ATP synthase is one of the wonders of the molecular world. ATP synthase is an enzyme, a molecular motor, an ion pump, and another molecular motor all wrapped together in one amazing nanoscale machine. It plays an indispensable role in our cells, building most of the ATP that powers our cellular processes. The mechanism by which it performs this task is a real surprise.
ATP synthesis is composed of two rotary motors, each powered by a different fuel. The motor at the top, termed F0, an electric motor. It is embedded in a membrane (shown schematically as a gray stripe here), and is powered by the flow of hydrogen ions across the membrane. As the protons flow through the motor, they turn a circular rotor (shown in blue). This rotor is connected to the second motor, termed F1. The F1 motor is a chemical motor, powered by ATP. The two motors are connected together by a stator, shown on the right, so that when F0 turns, F1 turns too.

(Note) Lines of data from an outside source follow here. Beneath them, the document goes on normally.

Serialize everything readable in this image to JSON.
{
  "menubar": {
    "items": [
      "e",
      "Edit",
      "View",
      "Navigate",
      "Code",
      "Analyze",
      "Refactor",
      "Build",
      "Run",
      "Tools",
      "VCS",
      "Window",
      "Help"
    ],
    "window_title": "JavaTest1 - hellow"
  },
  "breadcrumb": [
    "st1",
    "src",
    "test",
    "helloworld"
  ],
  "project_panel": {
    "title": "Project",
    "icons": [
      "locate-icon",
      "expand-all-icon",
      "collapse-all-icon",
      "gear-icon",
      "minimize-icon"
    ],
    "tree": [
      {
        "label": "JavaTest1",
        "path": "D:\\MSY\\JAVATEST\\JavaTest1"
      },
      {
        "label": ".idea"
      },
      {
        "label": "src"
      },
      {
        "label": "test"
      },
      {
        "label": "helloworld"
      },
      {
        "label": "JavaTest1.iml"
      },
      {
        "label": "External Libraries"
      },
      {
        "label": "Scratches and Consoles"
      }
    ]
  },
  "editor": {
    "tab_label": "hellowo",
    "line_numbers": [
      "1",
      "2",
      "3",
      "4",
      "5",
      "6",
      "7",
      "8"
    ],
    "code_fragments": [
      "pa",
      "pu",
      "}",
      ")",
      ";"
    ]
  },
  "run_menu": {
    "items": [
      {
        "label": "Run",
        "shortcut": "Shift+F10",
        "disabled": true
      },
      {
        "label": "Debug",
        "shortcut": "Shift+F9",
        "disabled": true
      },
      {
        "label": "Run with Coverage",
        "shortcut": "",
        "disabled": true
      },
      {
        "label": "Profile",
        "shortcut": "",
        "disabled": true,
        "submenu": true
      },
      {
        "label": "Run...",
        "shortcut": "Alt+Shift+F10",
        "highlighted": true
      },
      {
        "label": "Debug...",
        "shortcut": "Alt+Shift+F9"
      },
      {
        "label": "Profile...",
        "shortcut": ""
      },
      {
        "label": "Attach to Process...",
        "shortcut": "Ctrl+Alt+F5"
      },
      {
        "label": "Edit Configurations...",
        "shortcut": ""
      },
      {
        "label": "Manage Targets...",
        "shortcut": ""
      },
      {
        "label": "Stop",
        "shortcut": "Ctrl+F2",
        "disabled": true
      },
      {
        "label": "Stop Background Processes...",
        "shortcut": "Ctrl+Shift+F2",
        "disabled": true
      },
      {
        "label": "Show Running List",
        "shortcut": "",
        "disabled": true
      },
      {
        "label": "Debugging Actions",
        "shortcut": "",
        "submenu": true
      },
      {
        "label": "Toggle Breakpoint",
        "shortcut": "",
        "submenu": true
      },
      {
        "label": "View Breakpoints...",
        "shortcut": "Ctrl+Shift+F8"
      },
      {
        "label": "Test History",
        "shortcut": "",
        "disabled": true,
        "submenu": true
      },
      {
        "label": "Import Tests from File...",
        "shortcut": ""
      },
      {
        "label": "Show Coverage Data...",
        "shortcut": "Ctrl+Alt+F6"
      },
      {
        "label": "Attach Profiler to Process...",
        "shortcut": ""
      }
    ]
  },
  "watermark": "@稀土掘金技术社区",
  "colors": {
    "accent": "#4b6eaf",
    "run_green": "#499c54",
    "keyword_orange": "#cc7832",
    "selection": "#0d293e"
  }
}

Motor to Generator
So why have two motors connected together? The trick is that one motor can force the other motor to turn, and in this way, change the motor into a generator. This is what happens in our cells: the F0 motor uses the power from a proton gradient to force the F1 motor to generate ATP. In our cells, food is broken down and used to pump hydrogen ions across the mitochondrial membrane. The F0 portion of ATP synthase allows these ions to flow back, turning the rotor in the process. As the rotor turns, it turns the axle and the F1 motor becomes a generator, creating ATP as it turns.
Large, complex molecular machines like ATP synthase pose
difficult problems for structural scientists, so the structures of these
machines are often determined in parts. The picture shown here is a composite of
four different structures, combining structures determined by X-ray
crystallography and NMR spectroscopy. The F0 motor is included in PDB file 1c17. The F1 motor
and the axle that connects the two are included in PDB file 1e79. The stator has
proven to be the most elusive part--the two pieces shown here are from PDB files
2a7u and 1l2p.
For information on ATP synthase from a genomics perspective, take a look at the Protein of the Month at the European Bioinformatics Institute.